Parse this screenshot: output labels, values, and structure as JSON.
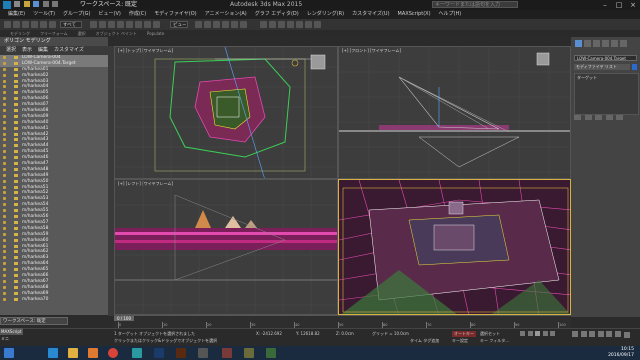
{
  "window": {
    "workspace_label": "ワークスペース: 既定",
    "title": "Autodesk 3ds Max 2015   ",
    "search_placeholder": "キーワードまたは語句を入力"
  },
  "menu": [
    "編集(E)",
    "ツール(T)",
    "グループ(G)",
    "ビュー(V)",
    "作成(C)",
    "モディファイヤ(O)",
    "アニメーション(A)",
    "グラフ エディタ(D)",
    "レンダリング(R)",
    "カスタマイズ(U)",
    "MAXScript(X)",
    "ヘルプ(H)"
  ],
  "toolbar": {
    "selection_filter": "すべて",
    "view_dropdown": "ビュー"
  },
  "ribbon": {
    "tabs": [
      "モデリング",
      "フリーフォーム",
      "選択",
      "オブジェクト ペイント",
      "Populate"
    ],
    "current": "ポリゴン モデリング"
  },
  "scene_explorer": {
    "tabs": [
      "選択",
      "表示",
      "編集",
      "カスタマイズ"
    ],
    "items": [
      {
        "name": "LOW-Camera-004",
        "selected": true
      },
      {
        "name": "LOW-Camera-004.Target",
        "selected": true
      },
      {
        "name": "m/harkea01"
      },
      {
        "name": "m/harkea02"
      },
      {
        "name": "m/harkea03"
      },
      {
        "name": "m/harkea04"
      },
      {
        "name": "m/harkea05"
      },
      {
        "name": "m/harkea06"
      },
      {
        "name": "m/harkea07"
      },
      {
        "name": "m/harkea08"
      },
      {
        "name": "m/harkea09"
      },
      {
        "name": "m/harkea40"
      },
      {
        "name": "m/harkea41"
      },
      {
        "name": "m/harkea42"
      },
      {
        "name": "m/harkea43"
      },
      {
        "name": "m/harkea44"
      },
      {
        "name": "m/harkea45"
      },
      {
        "name": "m/harkea46"
      },
      {
        "name": "m/harkea47"
      },
      {
        "name": "m/harkea48"
      },
      {
        "name": "m/harkea49"
      },
      {
        "name": "m/harkea50"
      },
      {
        "name": "m/harkea51"
      },
      {
        "name": "m/harkea52"
      },
      {
        "name": "m/harkea53"
      },
      {
        "name": "m/harkea54"
      },
      {
        "name": "m/harkea55"
      },
      {
        "name": "m/harkea56"
      },
      {
        "name": "m/harkea57"
      },
      {
        "name": "m/harkea58"
      },
      {
        "name": "m/harkea59"
      },
      {
        "name": "m/harkea60"
      },
      {
        "name": "m/harkea61"
      },
      {
        "name": "m/harkea62"
      },
      {
        "name": "m/harkea63"
      },
      {
        "name": "m/harkea64"
      },
      {
        "name": "m/harkea65"
      },
      {
        "name": "m/harkea66"
      },
      {
        "name": "m/harkea67"
      },
      {
        "name": "m/harkea68"
      },
      {
        "name": "m/harkea69"
      },
      {
        "name": "m/harkea70"
      }
    ],
    "workspace_box": "ワークスペース: 既定"
  },
  "viewports": {
    "top": "[+] [トップ] [ワイヤフレーム]",
    "front": "[+] [フロント] [ワイヤフレーム]",
    "left": "[+] [レフト] [ワイヤフレーム]",
    "camera": "[+] [LOW-Camera-004] [エッジ面付き]"
  },
  "command_panel": {
    "object_name": "LOW-Camera-004.Target",
    "modifier_list": "モディファイヤ リスト",
    "stack_item": "ターゲット"
  },
  "timeline": {
    "frame": "0 / 100",
    "ticks": [
      "0",
      "10",
      "20",
      "30",
      "40",
      "50",
      "60",
      "70",
      "80",
      "90",
      "100"
    ]
  },
  "status": {
    "line1": "1 ターゲット オブジェクトを選択されました",
    "line2": "クリックまたはクリック&ドラッグでオブジェクトを選択",
    "maxscript": "MAXScript ミニ",
    "x": "X: -2412.692",
    "y": "Y: 12618.82",
    "z": "Z: 0.0cm",
    "grid": "グリッド = 10.0cm",
    "add_time_tag": "タイム タグ追加",
    "auto_key": "オートキー",
    "set_key": "キー設定",
    "selection_set": "選択セット",
    "key_filter": "キー フィルタ..."
  },
  "taskbar": {
    "time": "10:15",
    "date": "2016/09/17"
  },
  "colors": {
    "accent": "#d9b341",
    "viewport_bg": "#3d3d3d",
    "taskbar": "#1a2b3f"
  }
}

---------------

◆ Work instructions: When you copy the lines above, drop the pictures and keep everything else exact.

◆ Response:
Parse this screenshot: output labels, values, and structure as JSON.
{
  "window": {
    "workspace_label": "ワークスペース: 既定",
    "title": "Autodesk 3ds Max 2015   ",
    "search_placeholder": "キーワードまたは語句を入力"
  },
  "menu": [
    "編集(E)",
    "ツール(T)",
    "グループ(G)",
    "ビュー(V)",
    "作成(C)",
    "モディファイヤ(O)",
    "アニメーション(A)",
    "グラフ エディタ(D)",
    "レンダリング(R)",
    "カスタマイズ(U)",
    "MAXScript(X)",
    "ヘルプ(H)"
  ],
  "toolbar": {
    "selection_filter": "すべて",
    "view_dropdown": "ビュー"
  },
  "ribbon": {
    "tabs": [
      "モデリング",
      "フリーフォーム",
      "選択",
      "オブジェクト ペイント",
      "Populate"
    ],
    "current": "ポリゴン モデリング"
  },
  "scene_explorer": {
    "tabs": [
      "選択",
      "表示",
      "編集",
      "カスタマイズ"
    ],
    "items": [
      {
        "name": "LOW-Camera-004",
        "selected": true
      },
      {
        "name": "LOW-Camera-004.Target",
        "selected": true
      },
      {
        "name": "m/harkea01"
      },
      {
        "name": "m/harkea02"
      },
      {
        "name": "m/harkea03"
      },
      {
        "name": "m/harkea04"
      },
      {
        "name": "m/harkea05"
      },
      {
        "name": "m/harkea06"
      },
      {
        "name": "m/harkea07"
      },
      {
        "name": "m/harkea08"
      },
      {
        "name": "m/harkea09"
      },
      {
        "name": "m/harkea40"
      },
      {
        "name": "m/harkea41"
      },
      {
        "name": "m/harkea42"
      },
      {
        "name": "m/harkea43"
      },
      {
        "name": "m/harkea44"
      },
      {
        "name": "m/harkea45"
      },
      {
        "name": "m/harkea46"
      },
      {
        "name": "m/harkea47"
      },
      {
        "name": "m/harkea48"
      },
      {
        "name": "m/harkea49"
      },
      {
        "name": "m/harkea50"
      },
      {
        "name": "m/harkea51"
      },
      {
        "name": "m/harkea52"
      },
      {
        "name": "m/harkea53"
      },
      {
        "name": "m/harkea54"
      },
      {
        "name": "m/harkea55"
      },
      {
        "name": "m/harkea56"
      },
      {
        "name": "m/harkea57"
      },
      {
        "name": "m/harkea58"
      },
      {
        "name": "m/harkea59"
      },
      {
        "name": "m/harkea60"
      },
      {
        "name": "m/harkea61"
      },
      {
        "name": "m/harkea62"
      },
      {
        "name": "m/harkea63"
      },
      {
        "name": "m/harkea64"
      },
      {
        "name": "m/harkea65"
      },
      {
        "name": "m/harkea66"
      },
      {
        "name": "m/harkea67"
      },
      {
        "name": "m/harkea68"
      },
      {
        "name": "m/harkea69"
      },
      {
        "name": "m/harkea70"
      }
    ],
    "workspace_box": "ワークスペース: 既定"
  },
  "viewports": {
    "top": "[+] [トップ] [ワイヤフレーム]",
    "front": "[+] [フロント] [ワイヤフレーム]",
    "left": "[+] [レフト] [ワイヤフレーム]",
    "camera": "[+] [LOW-Camera-004] [エッジ面付き]"
  },
  "command_panel": {
    "object_name": "LOW-Camera-004.Target",
    "modifier_list": "モディファイヤ リスト",
    "stack_item": "ターゲット"
  },
  "timeline": {
    "frame": "0 / 100",
    "ticks": [
      "0",
      "10",
      "20",
      "30",
      "40",
      "50",
      "60",
      "70",
      "80",
      "90",
      "100"
    ]
  },
  "status": {
    "line1": "1 ターゲット オブジェクトを選択されました",
    "line2": "クリックまたはクリック&ドラッグでオブジェクトを選択",
    "maxscript": "MAXScript ミニ",
    "x": "X: -2412.692",
    "y": "Y: 12618.82",
    "z": "Z: 0.0cm",
    "grid": "グリッド = 10.0cm",
    "add_time_tag": "タイム タグ追加",
    "auto_key": "オートキー",
    "set_key": "キー設定",
    "selection_set": "選択セット",
    "key_filter": "キー フィルタ..."
  },
  "taskbar": {
    "time": "10:15",
    "date": "2016/09/17"
  },
  "colors": {
    "accent": "#d9b341",
    "viewport_bg": "#3d3d3d",
    "taskbar": "#1a2b3f"
  }
}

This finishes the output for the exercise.